At the risk of someone flipping out because I dare to mention Fate in a system thread, you can run it with the Deck of Fate. You can use it to simulate dice rolls, they have suggestions on the as to what the results might mean, can double as Fate Point counters, etc. They also include lots of symbols you can re-purpose to mean extra things when they show up, like 'An Eclipse means fantastic success or damning defeat no matter how minor the conflict.' Or maybe you just always recover a Fate point when they show up, that sort of thing.
Frankly, I don't think it's worth it for a lot of games as shuffling and reshuffling isn't as easy as scooping up a bunch of dice.
Candyland, the game where you roleplay a a Kafkaesque man who transformed into a plastic colored gingerbread man having an existential crisis because his world is entirely deterministic and there is nothing he can do to change his fate, only watch it play out.
Are they any RPGs that use cards intrestingly? Ie something you couldn't just do with cards?
I was toying with a systerm where the stat relates to the suit of the card some how but I haven't go any spefics.
Through the Breach uses cards similarly to how Malifaux (its minis game origin) does, in that the players have a finite pool of cards based on their character's abilities that they can use to "Cheat Fate". Suits are also relevant when drawing for anything
Sine requiem is an awsome italian RPG about WW II with zombie and a really serious lore.
It use card for numerical check and the tarot for interpretational and luck check.
Preferred the way Deadlands handled it. It was a less fair and uniform system than Savage Worlds but I like it a lot more. You rolled a stat called Quickness and drew a number of cards based on your roll.
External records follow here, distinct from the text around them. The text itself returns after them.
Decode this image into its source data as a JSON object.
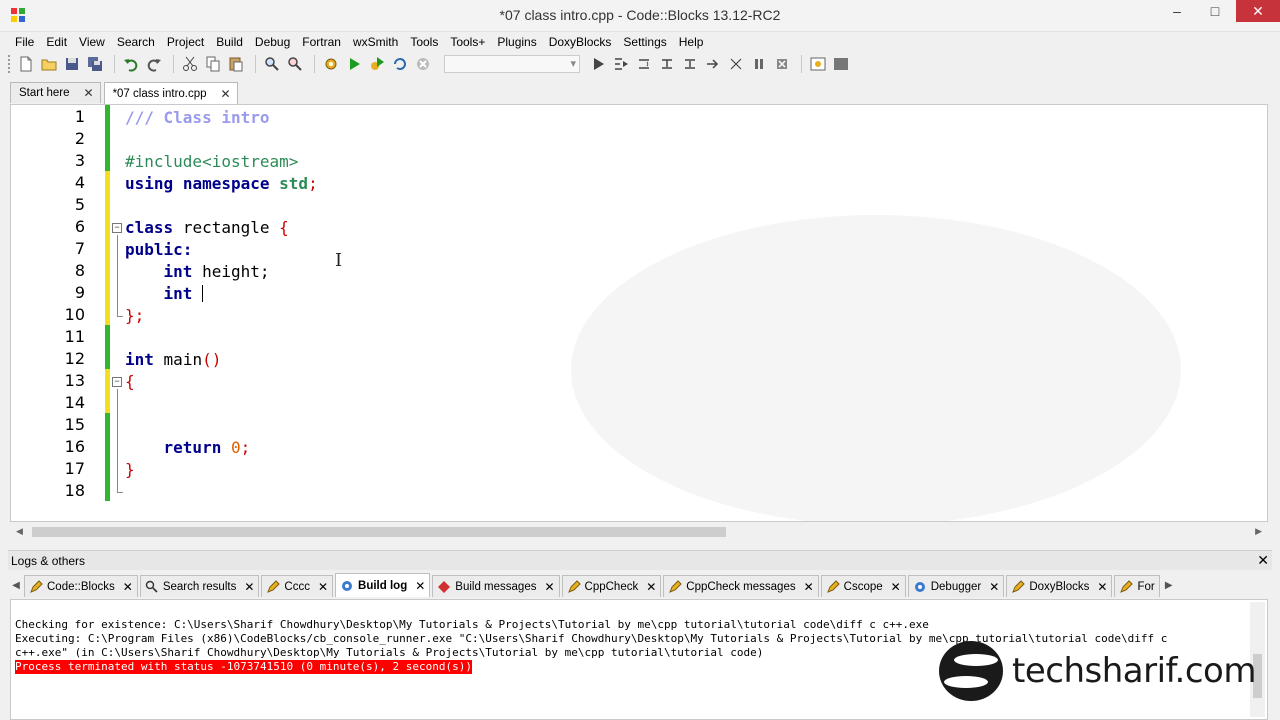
{
  "window": {
    "title": "*07 class intro.cpp - Code::Blocks 13.12-RC2"
  },
  "menu": [
    "File",
    "Edit",
    "View",
    "Search",
    "Project",
    "Build",
    "Debug",
    "Fortran",
    "wxSmith",
    "Tools",
    "Tools+",
    "Plugins",
    "DoxyBlocks",
    "Settings",
    "Help"
  ],
  "editor_tabs": [
    {
      "label": "Start here",
      "active": false
    },
    {
      "label": "*07 class intro.cpp",
      "active": true
    }
  ],
  "code": {
    "line_numbers": [
      "1",
      "2",
      "3",
      "4",
      "5",
      "6",
      "7",
      "8",
      "9",
      "10",
      "11",
      "12",
      "13",
      "14",
      "15",
      "16",
      "17",
      "18"
    ],
    "l1": "/// Class intro",
    "l3": "#include<iostream>",
    "l4_kw1": "using",
    "l4_kw2": "namespace",
    "l4_kw3": "std",
    "l4_semi": ";",
    "l6_kw": "class",
    "l6_name": "rectangle",
    "l6_brace": "{",
    "l7": "public:",
    "l8_kw": "int",
    "l8_rest": "height;",
    "l9_kw": "int",
    "l10": "};",
    "l12_kw": "int",
    "l12_name": "main",
    "l12_paren": "()",
    "l13": "{",
    "l16_kw": "return",
    "l16_num": "0",
    "l16_semi": ";",
    "l17": "}"
  },
  "logs": {
    "header": "Logs & others",
    "tabs": [
      "Code::Blocks",
      "Search results",
      "Cccc",
      "Build log",
      "Build messages",
      "CppCheck",
      "CppCheck messages",
      "Cscope",
      "Debugger",
      "DoxyBlocks",
      "For"
    ],
    "active_tab": "Build log",
    "lines": [
      "Checking for existence: C:\\Users\\Sharif Chowdhury\\Desktop\\My Tutorials & Projects\\Tutorial by me\\cpp tutorial\\tutorial code\\diff c c++.exe",
      "Executing: C:\\Program Files (x86)\\CodeBlocks/cb_console_runner.exe \"C:\\Users\\Sharif Chowdhury\\Desktop\\My Tutorials & Projects\\Tutorial by me\\cpp tutorial\\tutorial code\\diff c",
      "c++.exe\" (in C:\\Users\\Sharif Chowdhury\\Desktop\\My Tutorials & Projects\\Tutorial by me\\cpp tutorial\\tutorial code)",
      "Process terminated with status -1073741510 (0 minute(s), 2 second(s))"
    ]
  },
  "brand": {
    "name": "techsharif.com"
  },
  "colors": {
    "keyword": "#00008b",
    "comment": "#9a9aee",
    "preprocessor": "#2e8b57",
    "brace": "#cc0000",
    "number": "#e06000",
    "change_saved": "#2fb72f",
    "change_unsaved": "#f0e020",
    "error_bg": "#ff0000"
  }
}
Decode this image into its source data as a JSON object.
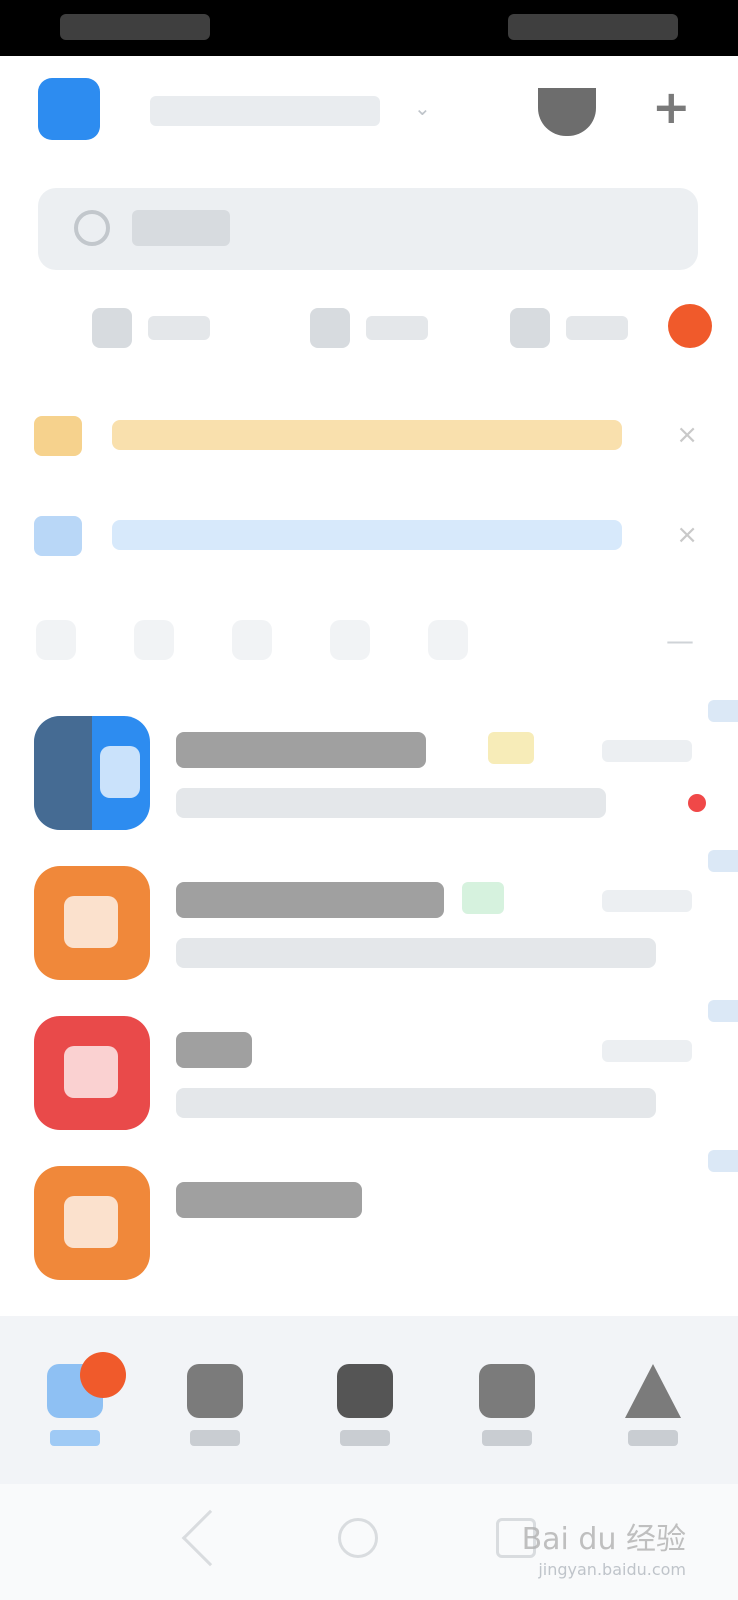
{
  "system": {
    "watermark": "Bai du 经验",
    "watermark_sub": "jingyan.baidu.com"
  },
  "colors": {
    "accent_blue": "#2d8cf0",
    "banner_yellow": "#f4c069",
    "banner_blue": "#8ec0f3",
    "orange_badge": "#f05a2b",
    "red_dot": "#f04848"
  },
  "icons": {
    "header": [
      "app-logo",
      "shield-icon",
      "plus-icon"
    ],
    "search": "search-icon",
    "banners": [
      "gift-icon",
      "user-bell-icon"
    ],
    "bottom_nav": [
      "home-icon",
      "chat-icon",
      "grid-icon",
      "box-icon",
      "person-icon"
    ],
    "system_nav": [
      "back-icon",
      "home-circle-icon",
      "recent-icon"
    ]
  }
}
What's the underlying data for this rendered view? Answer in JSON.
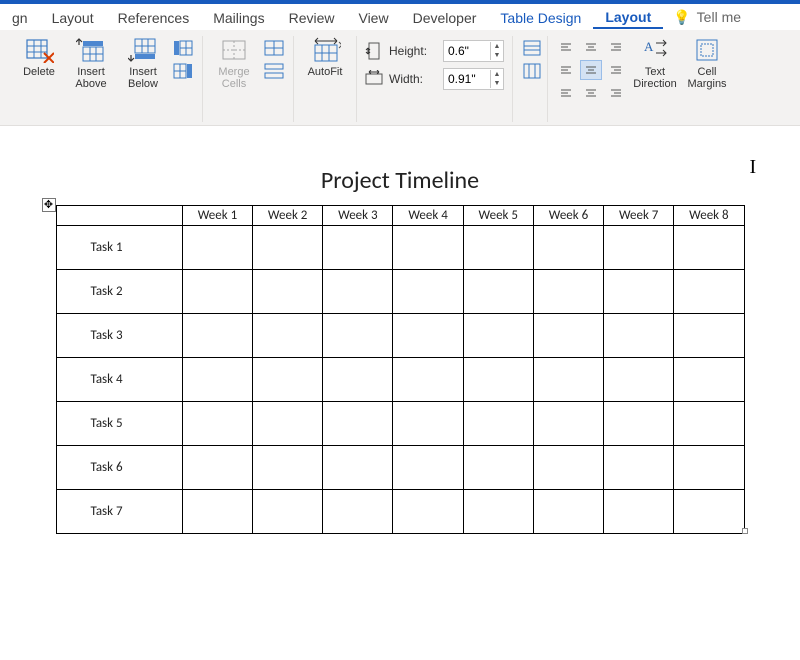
{
  "tabs": [
    "gn",
    "Layout",
    "References",
    "Mailings",
    "Review",
    "View",
    "Developer",
    "Table Design",
    "Layout"
  ],
  "active_tab_index": 8,
  "contextual_tab_indices": [
    7,
    8
  ],
  "tell_me": "Tell me",
  "ribbon": {
    "delete": "Delete",
    "insert_above": "Insert\nAbove",
    "insert_below": "Insert\nBelow",
    "merge_cells": "Merge\nCells",
    "autofit": "AutoFit",
    "height_label": "Height:",
    "width_label": "Width:",
    "height_value": "0.6\"",
    "width_value": "0.91\"",
    "text_direction": "Text\nDirection",
    "cell_margins": "Cell\nMargins"
  },
  "document": {
    "title": "Project Timeline",
    "columns": [
      "",
      "Week 1",
      "Week 2",
      "Week 3",
      "Week 4",
      "Week 5",
      "Week 6",
      "Week 7",
      "Week 8"
    ],
    "rows": [
      "Task 1",
      "Task 2",
      "Task 3",
      "Task 4",
      "Task 5",
      "Task 6",
      "Task 7"
    ]
  },
  "icons": {
    "bulb": "💡"
  }
}
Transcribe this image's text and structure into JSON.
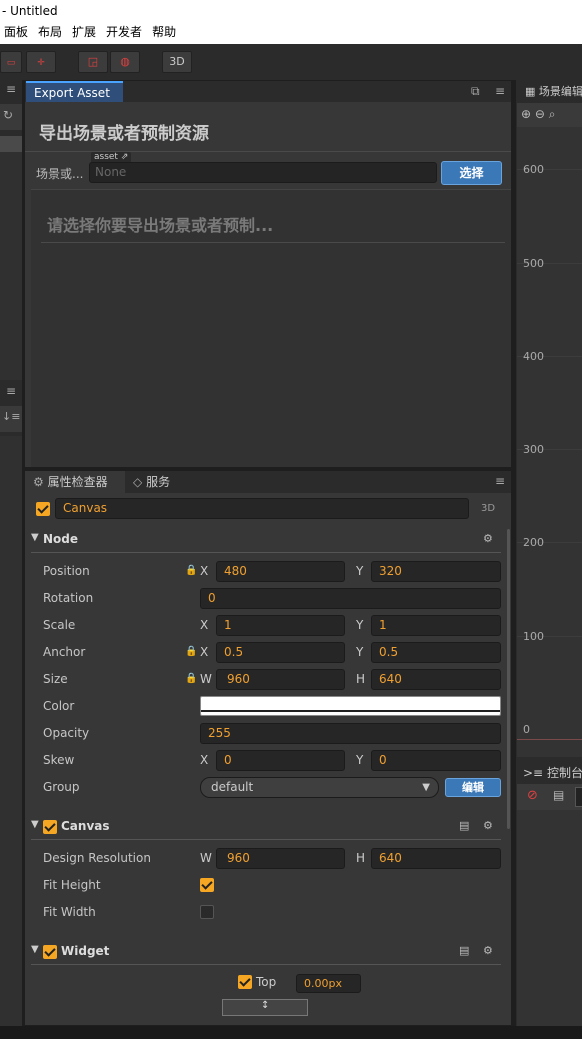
{
  "window": {
    "title": "- Untitled"
  },
  "menu": [
    "面板",
    "布局",
    "扩展",
    "开发者",
    "帮助"
  ],
  "toolbar": {
    "btn_3d": "3D"
  },
  "export_panel": {
    "tab": "Export Asset",
    "heading": "导出场景或者预制资源",
    "row_label": "场景或...",
    "asset_tag": "asset",
    "asset_value": "None",
    "select_button": "选择",
    "hint": "请选择你要导出场景或者预制..."
  },
  "inspector": {
    "tab_inspector": "属性检查器",
    "tab_service": "服务",
    "node_name": "Canvas",
    "node_enabled": true,
    "badge_3d": "3D",
    "node_section": "Node",
    "props": {
      "position": {
        "label": "Position",
        "x": "480",
        "y": "320"
      },
      "rotation": {
        "label": "Rotation",
        "value": "0"
      },
      "scale": {
        "label": "Scale",
        "x": "1",
        "y": "1"
      },
      "anchor": {
        "label": "Anchor",
        "x": "0.5",
        "y": "0.5"
      },
      "size": {
        "label": "Size",
        "w": "960",
        "h": "640"
      },
      "color": {
        "label": "Color",
        "value": "#ffffff"
      },
      "opacity": {
        "label": "Opacity",
        "value": "255"
      },
      "skew": {
        "label": "Skew",
        "x": "0",
        "y": "0"
      },
      "group": {
        "label": "Group",
        "value": "default",
        "edit_button": "编辑"
      }
    },
    "axis": {
      "x": "X",
      "y": "Y",
      "w": "W",
      "h": "H"
    },
    "canvas_section": {
      "title": "Canvas",
      "enabled": true,
      "design_resolution": {
        "label": "Design Resolution",
        "w": "960",
        "h": "640"
      },
      "fit_height": {
        "label": "Fit Height",
        "checked": true
      },
      "fit_width": {
        "label": "Fit Width",
        "checked": false
      }
    },
    "widget_section": {
      "title": "Widget",
      "enabled": true,
      "top": {
        "label": "Top",
        "checked": true,
        "value": "0.00px"
      }
    }
  },
  "scene_panel": {
    "tab": "场景编辑器",
    "y_ticks": [
      "600",
      "500",
      "400",
      "300",
      "200",
      "100",
      "0"
    ]
  },
  "console_panel": {
    "tab": "控制台"
  },
  "colors": {
    "accent": "#f5a623",
    "tab_active": "#2f4f7a",
    "select_button": "#3b78b8"
  }
}
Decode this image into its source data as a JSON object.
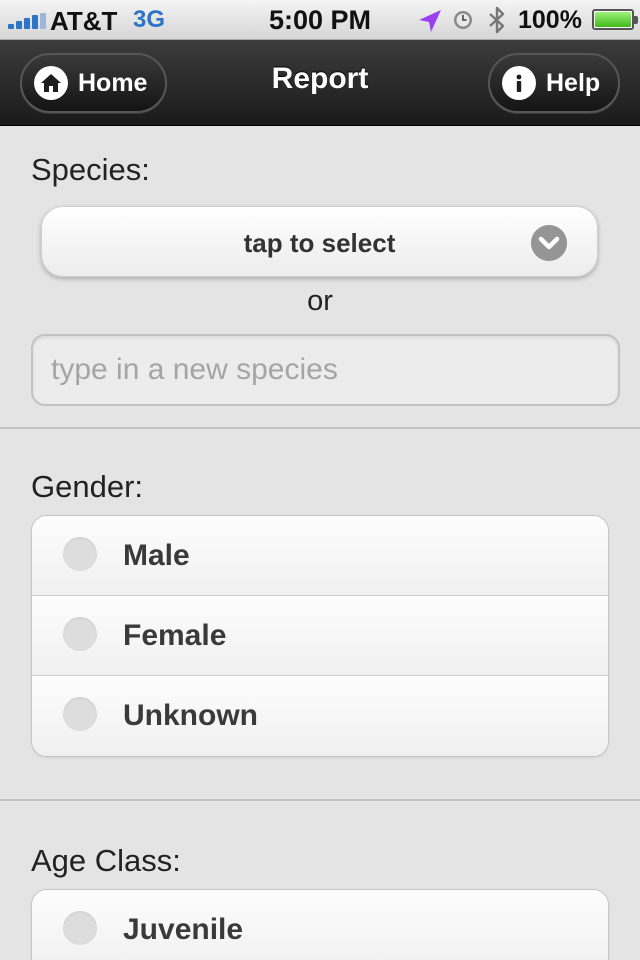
{
  "status_bar": {
    "carrier": "AT&T",
    "network": "3G",
    "time": "5:00 PM",
    "battery": "100%",
    "battery_level": 1.0,
    "icons": [
      "signal-icon",
      "location-arrow-icon",
      "alarm-clock-icon",
      "bluetooth-icon",
      "battery-icon"
    ]
  },
  "header": {
    "title": "Report",
    "home_label": "Home",
    "help_label": "Help",
    "home_icon": "home-icon",
    "help_icon": "info-icon"
  },
  "species": {
    "label": "Species:",
    "select_text": "tap to select",
    "or_text": "or",
    "input_placeholder": "type in a new species",
    "input_value": ""
  },
  "gender": {
    "label": "Gender:",
    "options": [
      "Male",
      "Female",
      "Unknown"
    ]
  },
  "age_class": {
    "label": "Age Class:",
    "options": [
      "Juvenile"
    ]
  },
  "colors": {
    "header_bg": "#1a1a1a",
    "page_bg": "#e4e4e4",
    "status_accent": "#2c74c8",
    "location_purple": "#9b3ff0"
  }
}
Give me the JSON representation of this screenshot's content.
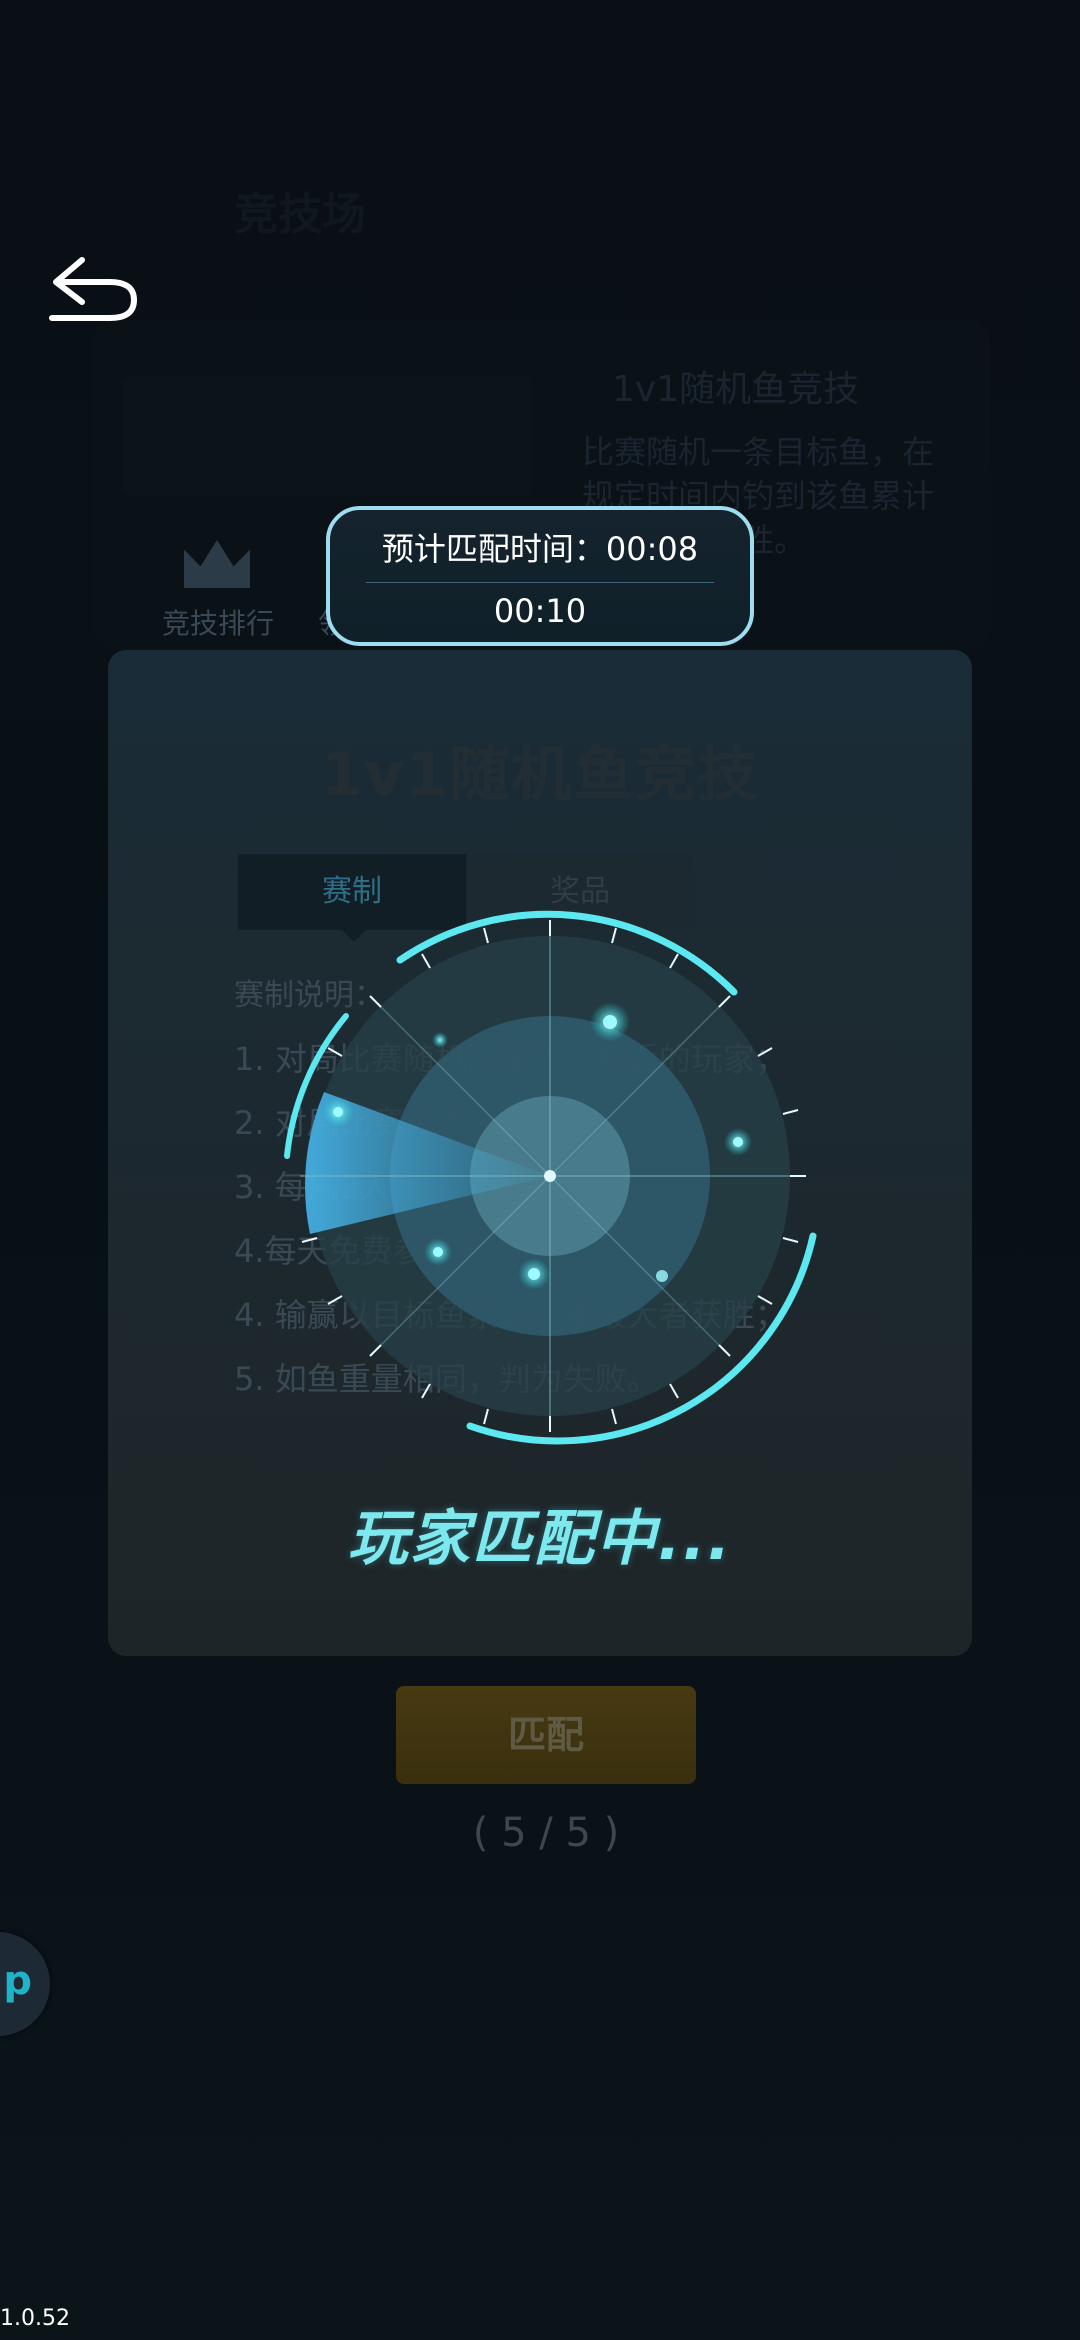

You could also reserve, or, "sleeve," a card to act out of order.
It also used cards for character creation with the cards' values determining the die type that all rolls associated with a trait (including its skills) used and the suit determining the number of dice for raw trait rolls (most relevant for Strength, Vigor, and Quickness). Jokers were d12s (the same as aces) but gave a, "mysterious past," a quirk of the character's background that might be either positive or negative (or both) and that the character may or may not be aware of. The mysterious past was assigned by drawing another card. In Hell on Earth, the post-apocalyptic sequel game, strange mutations were also possible.
Then, of course, there were hucksters, wizards who challenged evil spirits to mental contests of chance and will and, if they defeated them, could use the spirit's magic as their own for an instant. These contests were (usually) conceptualized as hands of poker in universe and always represented as such mechanically with better hands granting more powerful effects and better spellcasting rolls allowing the huckster to draw more cards. Drawing a black joker caused the spell to backfire.
Also, one of the game's most central mechanics involved poker chips.
To bring up a skeleton of /tg/s past, wasn't there a project on here that was supposed to be based on card draws, where guns of supernatural might were named after the 54 cards in a two joker deck?